(a) Death of a party. If a party dies after a notice of appeal is filed or while a proceeding is otherwise pending in the court, the personal representative of the deceased party may be substituted as a party on motion filed by the representative or by any party. The motion of a party shall be served upon the representative in accordance with the provisions of Rule 21. If the deceased party has no representative, any party may suggest the death on the record and proceedings shall then be had as the court may direct. If a party against whom an appeal may be taken dies after entry of a judgment or order in the trial court or agency but before a notice of appeal is filed, an appellant may proceed as if death had not occurred. After the notice of appeal is filed, substitution shall be effected in accordance with this paragraph. If a party entitled to appeal dies before filing a notice of appeal, the notice of appeal may be filed by the deceased party's personal representative or, if there is no personal representative, by the deceased party's attorney of record. After the notice of appeal is filed, substitution shall be effected in accordance with this paragraph.
(b) Incompetency. If a party becomes incompetent, the court may allow the action to be maintained by or against the party’s representative upon good cause shown.
(c) Substitution for other causes. If substitution of a party is appropriate for any other reason, the court may substitute the party upon good cause shown.
(d) Public officers; death or separation from office.
(d)(1) When a public officer is a party to an appeal or other proceeding in an official capacity and during its pendency dies, resigns or otherwise ceases to hold office, the action does not abate and the public officer's successor is automatically substituted as a party. Proceedings following the substitution shall be in the name of the substituted party, but any misnomer not affecting the substantial rights of the parties shall be disregarded. An order of substitution may be entered at any time, but the omission to enter such an order shall not affect the substitution.
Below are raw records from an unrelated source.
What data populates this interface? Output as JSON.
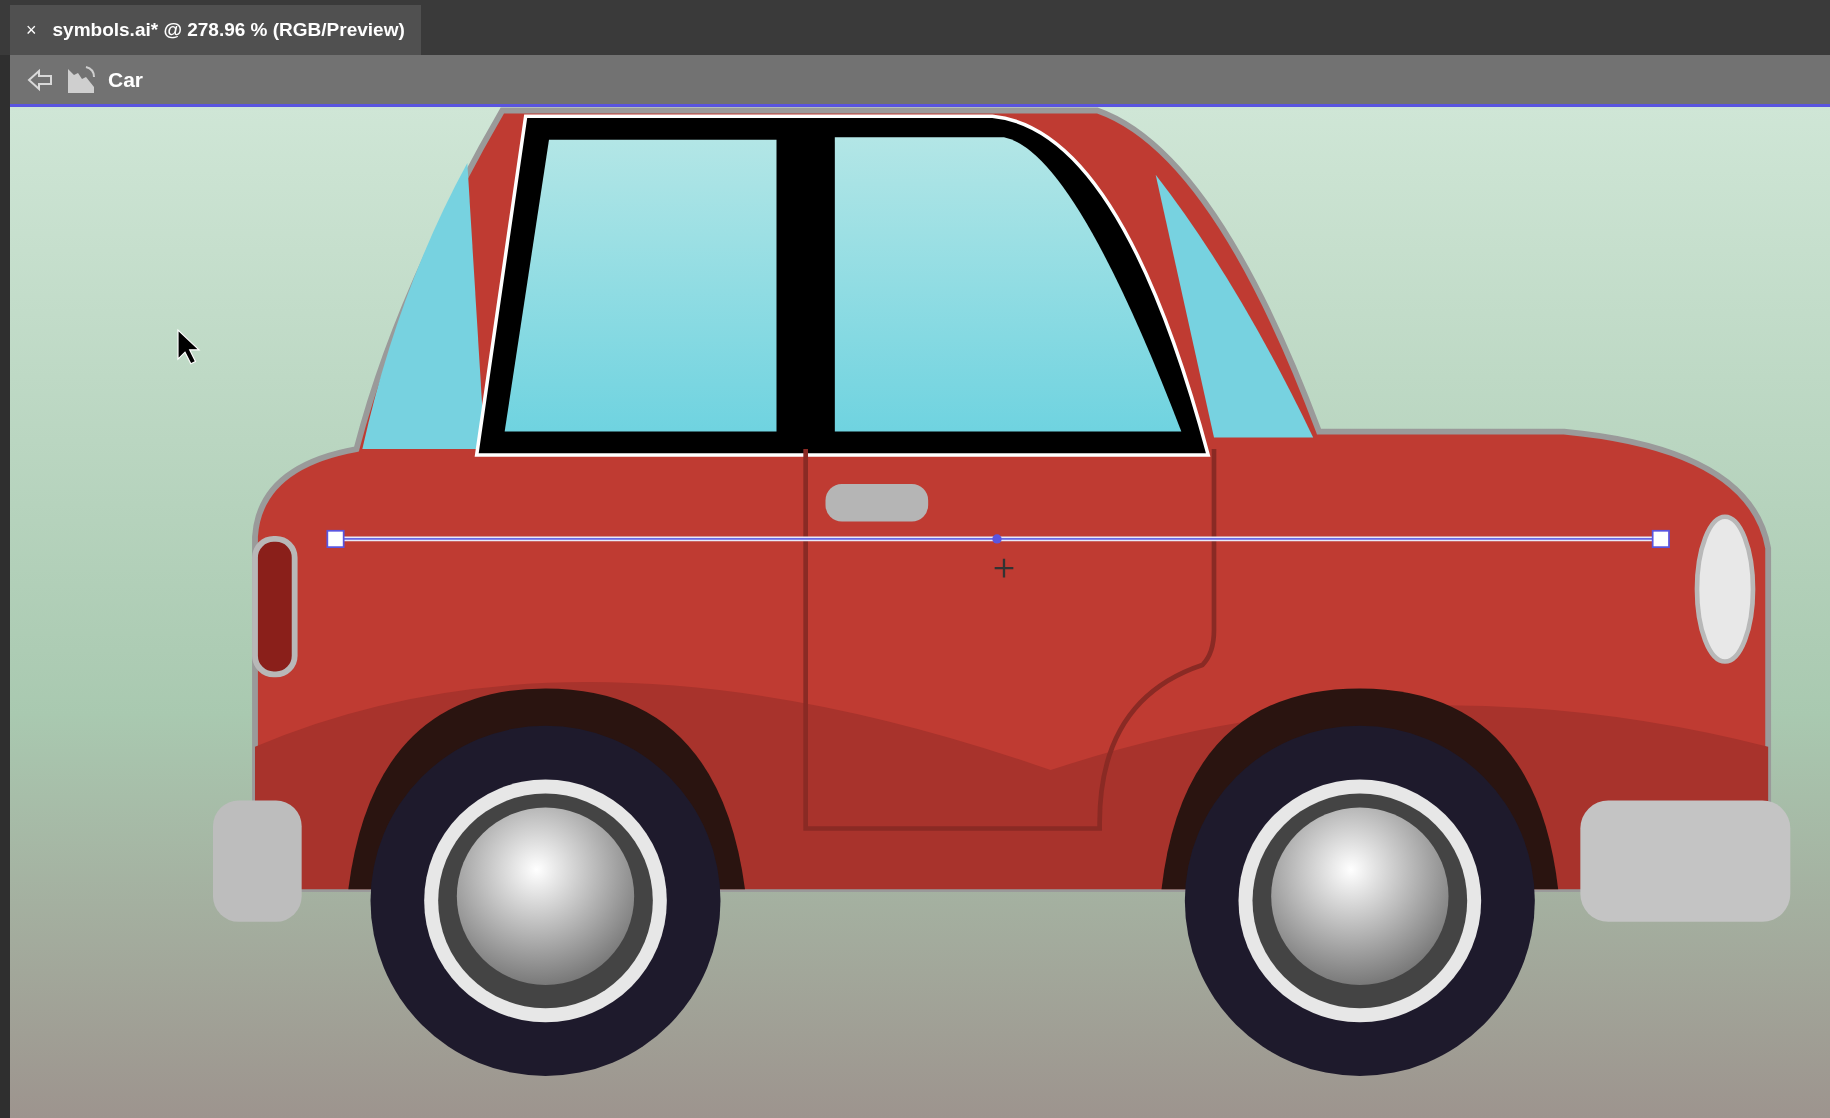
{
  "document_tab": {
    "close": "×",
    "title": "symbols.ai* @ 278.96 % (RGB/Preview)",
    "selected": true
  },
  "isolation_bar": {
    "label": "Car"
  }
}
(d)(2) When a public officer is a party to an appeal or other proceeding in an official capacity, the public officer may be described as a party by official title rather than by name; but the court may require the name to be added.